The act of walking together is a seemingly trivial everyday shared practice most human beings are familiar with. At the same time, its particular manner of performance depends on context-specific norms for interaction in public space. My project explores local modes of walking together in highly racialized social settings of post-apartheid South Africa. I seek to show how specific styles of walking together embody and answer to the legacy of racial suppression and division, but also how they function as shared acts of resistance and occupancy of segregated public space. Walking together with black Xhosa women residing in the townships of Makhanda (formerly known as Grahamstown), I study the pressure and tension of interracial interaction through participating in a habitual everyday practice. Empirically, I explore epistemic benefits of misunderstanding and reflect on power dynamics of racialized positionality between my research partners and myself. On a methodological level, I question the status of white testimonial evidence often building the foundation of anthropological fieldwork. Dwelling on the philosophical action theory of G.E.M. Anscombe, I plead for an implementation of a holistic conception of shared intention into anthropological theory and method building.
Anna is lecturer and PhD student at the Institute of Anthropology, University of Basel. From 2016-19, she was research fellow of the Graduate School “Das Reale in der Kultur der Moderne” at the University of Konstanz (DE). She holds a Master's degree in Philosophy from the University of St Andrews (UK) and a Bachelor's degree in Philosophy and Social Sciences from the University of Basel. In her master thesis “What is it to Engage in a Shared Action?”, Anna identifies, analyses and historically situates two different conceptions of shared agency. She hence pleads for a concept of collective intentionality that is grounded in practical, not theoretical thought. Starting her PhD work in Anthropology, Anna has since moved on to empirically study the act of walking together as a paradigmatic example for a shared action in both philosophy of action and anthropological research practice. She is currently preparing her post-doc project, which will revolve around questions concerning human habits of attention.

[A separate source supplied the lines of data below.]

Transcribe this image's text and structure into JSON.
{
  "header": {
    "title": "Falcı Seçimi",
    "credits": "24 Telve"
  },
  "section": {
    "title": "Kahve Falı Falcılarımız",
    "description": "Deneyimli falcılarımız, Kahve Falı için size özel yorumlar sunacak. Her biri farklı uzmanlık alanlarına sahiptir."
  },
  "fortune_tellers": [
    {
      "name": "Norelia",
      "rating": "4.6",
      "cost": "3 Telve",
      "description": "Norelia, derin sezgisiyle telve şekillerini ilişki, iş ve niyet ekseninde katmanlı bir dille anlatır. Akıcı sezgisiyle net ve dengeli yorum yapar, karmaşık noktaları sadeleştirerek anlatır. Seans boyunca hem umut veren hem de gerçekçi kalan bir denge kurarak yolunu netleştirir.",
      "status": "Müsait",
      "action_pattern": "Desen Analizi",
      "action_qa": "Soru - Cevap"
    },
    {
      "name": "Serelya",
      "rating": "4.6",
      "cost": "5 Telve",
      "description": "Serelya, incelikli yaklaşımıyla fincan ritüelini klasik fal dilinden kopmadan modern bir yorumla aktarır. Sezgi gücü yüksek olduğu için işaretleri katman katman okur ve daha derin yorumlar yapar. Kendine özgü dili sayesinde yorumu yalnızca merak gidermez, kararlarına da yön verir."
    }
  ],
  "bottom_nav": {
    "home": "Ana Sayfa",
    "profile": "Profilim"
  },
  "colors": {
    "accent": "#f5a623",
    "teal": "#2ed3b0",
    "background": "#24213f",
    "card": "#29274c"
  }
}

Focus in Reserach
Anna is interested in the foundation of ethnological methodologies, especially in what is often lumped together as “participant observation”. Separating “observation” and “participation”, she explores their common grounds as well as their particular merits for anthropological fieldwork practice. Anna is also interested in the history of anthropology as a scholarly discipline and the (post)colonial development of different schools of thinking that continue to shape how anthropologists go about their work. In this sense, Anna’s focus in research is “the anthropologist”. She has done research on feminist modes of anthropological writing, bodily ways of sharing knowledge, the status of testimonial evidence in qualitative research and the idea of “the field”. Regionally, she specializes in (post-)apartheid South Africa, with focus on racialized division and communal dwelling.

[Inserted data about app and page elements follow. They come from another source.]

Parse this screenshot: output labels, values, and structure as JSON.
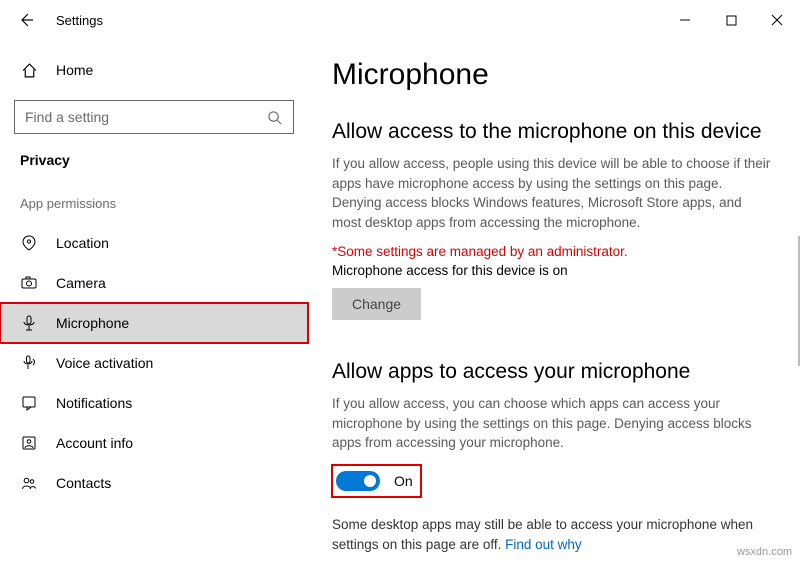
{
  "titlebar": {
    "title": "Settings"
  },
  "sidebar": {
    "home_label": "Home",
    "search_placeholder": "Find a setting",
    "category": "Privacy",
    "section": "App permissions",
    "items": [
      {
        "label": "Location"
      },
      {
        "label": "Camera"
      },
      {
        "label": "Microphone"
      },
      {
        "label": "Voice activation"
      },
      {
        "label": "Notifications"
      },
      {
        "label": "Account info"
      },
      {
        "label": "Contacts"
      }
    ]
  },
  "main": {
    "page_title": "Microphone",
    "section1": {
      "heading": "Allow access to the microphone on this device",
      "desc": "If you allow access, people using this device will be able to choose if their apps have microphone access by using the settings on this page. Denying access blocks Windows features, Microsoft Store apps, and most desktop apps from accessing the microphone.",
      "warning": "*Some settings are managed by an administrator.",
      "status": "Microphone access for this device is on",
      "button": "Change"
    },
    "section2": {
      "heading": "Allow apps to access your microphone",
      "desc": "If you allow access, you can choose which apps can access your microphone by using the settings on this page. Denying access blocks apps from accessing your microphone.",
      "toggle_state": "On",
      "footnote_text": "Some desktop apps may still be able to access your microphone when settings on this page are off. ",
      "footnote_link": "Find out why"
    }
  },
  "watermark": "wsxdn.com"
}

In the Slipstream of Participation: Attention and Intention in Anthropological Fieldwork. In: Porr, M. and Weidtmann, N. (eds.): One World Anthropology and Beyond. A Multidisciplinary Engagement with the Work of Tim Ingold. Forthcoming. Routledge.
Epilogue: What Makes a Good Vignette? In: Kesselring, R. (ed.): Ethnographic Vignettes: Social Change and Social Encounters in Solwezi, Northwestern Zambia, Basel Papers on Political Transformations 20/21. Basel 2020: 53-54.
Ethnocentricity in Academic Philosophy. On Reading Different Texts and Reading Texts Differently in Swiss and South African Philosophy Departments, Tsantsa. Journal of the Swiss Anthropological Association, 24, 2019: 39-47.
Review: Drews, K. et al. (eds.): Die Frage in den Geisteswissenschaften. Herausforderungen, Praktiken und Reflexionen. Berlin 2019. In: H-Soz-Kult, 04.11.2019, <www.hsozkult.de/publicationreview/id/reb-28708>.